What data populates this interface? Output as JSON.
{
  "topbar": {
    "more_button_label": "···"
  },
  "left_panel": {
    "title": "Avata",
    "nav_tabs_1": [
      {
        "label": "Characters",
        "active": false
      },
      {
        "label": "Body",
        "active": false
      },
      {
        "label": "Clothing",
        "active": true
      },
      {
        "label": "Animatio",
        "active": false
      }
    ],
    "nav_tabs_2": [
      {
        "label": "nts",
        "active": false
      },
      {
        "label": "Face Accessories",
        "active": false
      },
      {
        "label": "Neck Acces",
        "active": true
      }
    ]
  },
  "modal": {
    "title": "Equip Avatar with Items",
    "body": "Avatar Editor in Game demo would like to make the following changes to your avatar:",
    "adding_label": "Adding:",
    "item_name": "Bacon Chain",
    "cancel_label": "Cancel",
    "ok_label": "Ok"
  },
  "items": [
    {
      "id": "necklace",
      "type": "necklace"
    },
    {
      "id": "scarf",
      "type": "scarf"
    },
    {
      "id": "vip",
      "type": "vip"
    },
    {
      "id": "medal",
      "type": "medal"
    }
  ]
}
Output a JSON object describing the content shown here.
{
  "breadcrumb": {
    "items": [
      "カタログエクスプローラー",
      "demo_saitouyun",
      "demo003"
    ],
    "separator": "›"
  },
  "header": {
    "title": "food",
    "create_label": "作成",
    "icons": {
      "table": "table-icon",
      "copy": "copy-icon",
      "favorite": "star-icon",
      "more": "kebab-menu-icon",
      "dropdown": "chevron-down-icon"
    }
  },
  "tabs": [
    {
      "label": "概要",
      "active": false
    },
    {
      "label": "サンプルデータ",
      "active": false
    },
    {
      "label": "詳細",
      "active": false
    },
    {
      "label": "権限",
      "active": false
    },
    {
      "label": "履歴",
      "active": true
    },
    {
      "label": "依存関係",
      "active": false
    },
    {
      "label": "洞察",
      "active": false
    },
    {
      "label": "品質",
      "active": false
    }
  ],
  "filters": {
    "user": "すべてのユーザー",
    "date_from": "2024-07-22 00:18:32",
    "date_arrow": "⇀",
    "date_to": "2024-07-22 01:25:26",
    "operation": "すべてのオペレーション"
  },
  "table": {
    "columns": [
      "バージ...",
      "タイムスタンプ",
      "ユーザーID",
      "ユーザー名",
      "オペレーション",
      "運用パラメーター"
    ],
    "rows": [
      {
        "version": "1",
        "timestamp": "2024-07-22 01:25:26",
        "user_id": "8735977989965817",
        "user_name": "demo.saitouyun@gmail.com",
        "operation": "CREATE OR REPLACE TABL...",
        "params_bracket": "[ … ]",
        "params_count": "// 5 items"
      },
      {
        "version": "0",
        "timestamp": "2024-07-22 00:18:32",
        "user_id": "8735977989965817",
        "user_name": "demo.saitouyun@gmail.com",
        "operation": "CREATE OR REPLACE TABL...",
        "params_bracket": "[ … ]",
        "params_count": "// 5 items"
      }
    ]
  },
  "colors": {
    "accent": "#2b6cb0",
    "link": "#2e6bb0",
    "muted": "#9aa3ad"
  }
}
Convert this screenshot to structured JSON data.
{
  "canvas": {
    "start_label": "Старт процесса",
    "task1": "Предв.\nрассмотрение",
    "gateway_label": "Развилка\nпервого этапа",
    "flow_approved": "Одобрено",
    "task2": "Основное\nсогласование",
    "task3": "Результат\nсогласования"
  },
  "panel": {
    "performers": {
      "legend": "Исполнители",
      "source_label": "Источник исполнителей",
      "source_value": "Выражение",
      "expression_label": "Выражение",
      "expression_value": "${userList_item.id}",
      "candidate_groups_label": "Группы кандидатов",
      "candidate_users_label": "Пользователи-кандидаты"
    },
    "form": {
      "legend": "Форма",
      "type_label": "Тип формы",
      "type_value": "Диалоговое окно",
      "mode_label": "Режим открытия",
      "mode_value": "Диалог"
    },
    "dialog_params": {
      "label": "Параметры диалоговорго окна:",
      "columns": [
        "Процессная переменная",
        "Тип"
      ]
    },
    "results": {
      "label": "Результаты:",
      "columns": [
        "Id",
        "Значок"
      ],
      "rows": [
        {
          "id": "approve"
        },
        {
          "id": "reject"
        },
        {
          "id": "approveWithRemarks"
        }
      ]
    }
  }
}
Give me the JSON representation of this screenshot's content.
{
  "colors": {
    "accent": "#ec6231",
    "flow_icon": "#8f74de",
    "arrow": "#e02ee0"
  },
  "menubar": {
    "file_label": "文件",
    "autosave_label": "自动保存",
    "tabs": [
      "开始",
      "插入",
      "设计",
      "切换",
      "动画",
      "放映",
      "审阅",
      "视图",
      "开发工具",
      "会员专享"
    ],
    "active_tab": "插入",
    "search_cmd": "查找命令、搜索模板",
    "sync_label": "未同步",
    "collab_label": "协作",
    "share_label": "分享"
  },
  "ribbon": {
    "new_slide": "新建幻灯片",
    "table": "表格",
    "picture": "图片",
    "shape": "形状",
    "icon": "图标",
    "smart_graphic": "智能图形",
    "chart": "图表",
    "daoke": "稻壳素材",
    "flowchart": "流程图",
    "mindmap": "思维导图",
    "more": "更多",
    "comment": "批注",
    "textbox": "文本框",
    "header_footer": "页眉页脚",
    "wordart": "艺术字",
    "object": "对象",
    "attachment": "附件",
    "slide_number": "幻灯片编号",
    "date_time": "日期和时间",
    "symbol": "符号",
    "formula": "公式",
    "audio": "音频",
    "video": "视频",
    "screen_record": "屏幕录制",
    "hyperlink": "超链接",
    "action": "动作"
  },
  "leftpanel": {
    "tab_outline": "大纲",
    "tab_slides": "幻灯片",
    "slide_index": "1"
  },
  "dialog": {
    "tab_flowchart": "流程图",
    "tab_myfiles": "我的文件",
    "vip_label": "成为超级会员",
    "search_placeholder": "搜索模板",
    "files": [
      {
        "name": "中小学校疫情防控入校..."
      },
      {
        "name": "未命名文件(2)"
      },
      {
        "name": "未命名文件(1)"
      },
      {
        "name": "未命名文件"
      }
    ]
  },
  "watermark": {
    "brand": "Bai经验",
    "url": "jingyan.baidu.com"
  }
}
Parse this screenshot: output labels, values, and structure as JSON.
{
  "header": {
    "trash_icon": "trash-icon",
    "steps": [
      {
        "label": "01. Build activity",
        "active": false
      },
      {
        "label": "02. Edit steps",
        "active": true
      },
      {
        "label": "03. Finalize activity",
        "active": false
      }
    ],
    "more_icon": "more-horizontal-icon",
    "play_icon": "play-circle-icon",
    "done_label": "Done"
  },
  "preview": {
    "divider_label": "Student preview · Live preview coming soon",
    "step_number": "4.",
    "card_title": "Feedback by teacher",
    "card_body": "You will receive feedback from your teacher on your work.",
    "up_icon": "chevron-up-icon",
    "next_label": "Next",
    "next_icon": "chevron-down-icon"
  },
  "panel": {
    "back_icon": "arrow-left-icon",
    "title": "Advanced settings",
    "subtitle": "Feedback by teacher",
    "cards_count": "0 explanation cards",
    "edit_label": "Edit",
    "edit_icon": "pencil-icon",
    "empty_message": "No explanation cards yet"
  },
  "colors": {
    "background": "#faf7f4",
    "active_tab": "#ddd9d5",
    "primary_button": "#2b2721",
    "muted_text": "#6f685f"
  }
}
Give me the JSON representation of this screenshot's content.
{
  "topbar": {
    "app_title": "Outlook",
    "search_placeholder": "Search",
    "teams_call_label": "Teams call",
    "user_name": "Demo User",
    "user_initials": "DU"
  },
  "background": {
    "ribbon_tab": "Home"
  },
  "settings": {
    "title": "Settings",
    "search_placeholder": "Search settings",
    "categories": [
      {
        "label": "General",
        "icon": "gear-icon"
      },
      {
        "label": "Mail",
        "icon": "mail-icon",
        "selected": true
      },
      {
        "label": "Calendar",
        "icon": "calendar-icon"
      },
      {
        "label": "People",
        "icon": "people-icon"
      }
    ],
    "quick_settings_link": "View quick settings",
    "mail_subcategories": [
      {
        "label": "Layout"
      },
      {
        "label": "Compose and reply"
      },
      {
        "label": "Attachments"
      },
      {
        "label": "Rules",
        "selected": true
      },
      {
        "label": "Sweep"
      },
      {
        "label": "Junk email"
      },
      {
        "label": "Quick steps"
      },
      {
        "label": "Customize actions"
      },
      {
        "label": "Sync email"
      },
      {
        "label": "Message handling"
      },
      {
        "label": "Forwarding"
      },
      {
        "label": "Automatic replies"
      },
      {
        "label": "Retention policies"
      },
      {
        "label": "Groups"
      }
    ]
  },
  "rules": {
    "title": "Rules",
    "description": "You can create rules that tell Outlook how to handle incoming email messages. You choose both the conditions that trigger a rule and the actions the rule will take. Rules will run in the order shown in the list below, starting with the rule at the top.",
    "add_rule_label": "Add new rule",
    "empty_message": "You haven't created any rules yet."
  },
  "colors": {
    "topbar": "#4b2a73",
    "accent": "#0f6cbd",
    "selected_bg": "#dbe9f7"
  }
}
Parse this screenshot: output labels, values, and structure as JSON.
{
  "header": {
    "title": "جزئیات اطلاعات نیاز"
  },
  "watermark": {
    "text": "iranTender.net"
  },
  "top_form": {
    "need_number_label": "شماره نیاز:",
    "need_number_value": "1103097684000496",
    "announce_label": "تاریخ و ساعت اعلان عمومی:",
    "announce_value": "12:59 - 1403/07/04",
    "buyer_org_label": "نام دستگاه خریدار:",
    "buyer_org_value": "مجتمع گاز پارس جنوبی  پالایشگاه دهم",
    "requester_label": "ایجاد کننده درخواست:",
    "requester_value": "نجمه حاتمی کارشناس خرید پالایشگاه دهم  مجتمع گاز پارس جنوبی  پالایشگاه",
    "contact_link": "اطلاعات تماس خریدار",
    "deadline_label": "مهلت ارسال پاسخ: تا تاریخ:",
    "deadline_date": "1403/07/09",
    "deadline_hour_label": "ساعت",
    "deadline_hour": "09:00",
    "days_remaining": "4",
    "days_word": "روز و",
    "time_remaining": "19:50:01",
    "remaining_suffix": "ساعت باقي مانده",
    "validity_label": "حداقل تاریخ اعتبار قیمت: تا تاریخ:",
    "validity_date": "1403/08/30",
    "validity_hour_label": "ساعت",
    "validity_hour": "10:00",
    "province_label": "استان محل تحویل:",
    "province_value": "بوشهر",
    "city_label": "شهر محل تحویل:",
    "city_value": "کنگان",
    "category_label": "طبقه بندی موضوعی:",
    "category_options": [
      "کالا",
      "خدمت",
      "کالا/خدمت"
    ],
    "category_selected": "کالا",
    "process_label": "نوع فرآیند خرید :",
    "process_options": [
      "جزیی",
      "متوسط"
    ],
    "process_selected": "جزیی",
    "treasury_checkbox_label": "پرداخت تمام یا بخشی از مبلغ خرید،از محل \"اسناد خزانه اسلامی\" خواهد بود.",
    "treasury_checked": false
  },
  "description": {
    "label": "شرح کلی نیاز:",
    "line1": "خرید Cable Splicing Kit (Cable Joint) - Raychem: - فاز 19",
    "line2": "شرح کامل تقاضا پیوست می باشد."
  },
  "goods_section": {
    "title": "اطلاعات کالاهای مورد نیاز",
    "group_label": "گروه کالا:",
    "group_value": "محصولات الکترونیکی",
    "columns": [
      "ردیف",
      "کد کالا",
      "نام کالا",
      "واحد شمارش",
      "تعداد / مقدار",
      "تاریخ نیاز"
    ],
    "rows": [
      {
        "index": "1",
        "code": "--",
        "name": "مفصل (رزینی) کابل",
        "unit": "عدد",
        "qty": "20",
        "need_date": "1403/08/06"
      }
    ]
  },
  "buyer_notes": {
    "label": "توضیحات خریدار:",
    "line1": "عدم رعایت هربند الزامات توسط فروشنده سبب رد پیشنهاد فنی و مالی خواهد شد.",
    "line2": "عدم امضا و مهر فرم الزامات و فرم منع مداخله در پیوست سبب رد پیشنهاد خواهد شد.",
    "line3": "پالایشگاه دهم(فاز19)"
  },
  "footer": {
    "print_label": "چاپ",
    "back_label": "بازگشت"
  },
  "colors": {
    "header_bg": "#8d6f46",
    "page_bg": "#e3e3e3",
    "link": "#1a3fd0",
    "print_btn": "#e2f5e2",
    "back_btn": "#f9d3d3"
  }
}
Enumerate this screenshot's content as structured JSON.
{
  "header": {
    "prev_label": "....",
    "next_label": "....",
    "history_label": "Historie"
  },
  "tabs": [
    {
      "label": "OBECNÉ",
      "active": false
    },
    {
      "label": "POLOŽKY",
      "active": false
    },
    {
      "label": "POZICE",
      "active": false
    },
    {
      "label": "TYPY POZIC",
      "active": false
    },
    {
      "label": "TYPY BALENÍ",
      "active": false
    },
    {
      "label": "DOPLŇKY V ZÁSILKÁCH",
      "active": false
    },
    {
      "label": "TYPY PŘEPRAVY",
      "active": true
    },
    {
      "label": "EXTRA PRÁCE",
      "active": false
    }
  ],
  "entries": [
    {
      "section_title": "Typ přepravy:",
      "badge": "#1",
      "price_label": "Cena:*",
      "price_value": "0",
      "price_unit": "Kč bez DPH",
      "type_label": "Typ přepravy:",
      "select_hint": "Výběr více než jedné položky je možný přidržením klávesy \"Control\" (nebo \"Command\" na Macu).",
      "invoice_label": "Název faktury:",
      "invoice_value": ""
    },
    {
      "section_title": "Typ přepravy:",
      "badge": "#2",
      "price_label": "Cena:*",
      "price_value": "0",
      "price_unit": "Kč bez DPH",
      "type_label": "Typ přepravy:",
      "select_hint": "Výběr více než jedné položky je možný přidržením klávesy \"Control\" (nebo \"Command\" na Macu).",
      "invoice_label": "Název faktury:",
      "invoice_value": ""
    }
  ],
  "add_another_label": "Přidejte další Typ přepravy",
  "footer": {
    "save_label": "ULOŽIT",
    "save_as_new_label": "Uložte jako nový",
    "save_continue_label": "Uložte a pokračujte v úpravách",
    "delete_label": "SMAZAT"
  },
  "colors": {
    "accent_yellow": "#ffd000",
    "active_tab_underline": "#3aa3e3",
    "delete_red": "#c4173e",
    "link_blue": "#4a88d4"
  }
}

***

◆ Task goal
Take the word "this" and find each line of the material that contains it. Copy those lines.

◆ Reply
What data populates this interface? Output as JSON.
Convert this screenshot to structured JSON data.
Give me the JSON representation of this screenshot's content.
Parse this screenshot: output labels, values, and structure as JSON.
Give me the JSON representation of this screenshot's content.
Parse this screenshot: output labels, values, and structure as JSON.
Enumerate this screenshot's content as structured JSON.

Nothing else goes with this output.